“Have you ever been sober among drunken people? Then you know that it can be like watching an absurd theater. The drunken ones think that, at least to a certain level of intoxication, they are their usual selves, but, as the sober bystander, you will notice the difference. A lot of things are revealed that wouldn’t have been exposed in a sober condition: confidences, assurances of friendship, nastiness, truths, hugs and a little more. As a party participant it is not always pleasant to be sober among drunken people – as a sociologist, however, it can be rewarding because you are given an opportunity to observe a social interaction performed in a situation where the boundary between front- and backstage has been blurred and the individuals impression management hard to predict.
What is the meaning of sober? Except being unaffected by alcohol there are (at least in Swedish) several other meanings: restrained, clear-headed, sensible, uninfluenced, cool, objective, reflexive and dispassionate. When reading Erving Goffman´s colleagues, acquaintances and friends descriptions of him interacting socially one get the feeling that he observed ongoing interactions precisely as a sober among drunken people. His sociological studies have this kind of character too. Goffman was soberly empirical, analytic, cynical and a bit melancholically humoristic – a little sociologically noir. One might say that he was cool, /…/
The word intoxicated has, in Swedish, a lot of synonyms but not so many other meanings except enchanted and enthusiastic. If one can believe the stories of Goffman he didn´t seem to be enchanted by social interaction, didn´t open up and seemed seldom absorbed to the extent that he flooded out and made a fool out of himself or forgot to uphold the boundaries between front- and backstage. He probably noticed what others didn´t because he did not become enchanted and enthusiastic by social interaction. In this regard he seemed to have been in accordance with the individual he presented in his studies: always “on”, even in sexual intercourse which Goffman assumed was framed by notions of “what is insufficient and what is too much”. And in the essay “Fun in games” his fascination over the rules of irrelevance in games is unmistakable. These are rules that enable concentration on the game and makes everything else irrelevant and Goffman sees them as “a great tribute to the social organization of human propensities”. As Goffman seldom became absorbed in social interaction he could sometimes devote himself to social disruptions, which many of his acquaintances still talk about.
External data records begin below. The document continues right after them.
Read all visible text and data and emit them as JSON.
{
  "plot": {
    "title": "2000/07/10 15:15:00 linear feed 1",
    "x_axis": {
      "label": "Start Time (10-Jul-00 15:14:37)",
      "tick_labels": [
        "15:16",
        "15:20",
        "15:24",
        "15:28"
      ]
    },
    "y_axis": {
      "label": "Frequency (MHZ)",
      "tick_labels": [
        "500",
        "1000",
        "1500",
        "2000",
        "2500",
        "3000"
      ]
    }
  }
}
These disruptions was directed towards the vulnerable interaction order but was also a prerequisite for penetrating and exposing observation of that order.”
Recent research outputs
Research output: Other contribution › Web publication/Blog post
Research output: Other contribution › Web publication/Blog post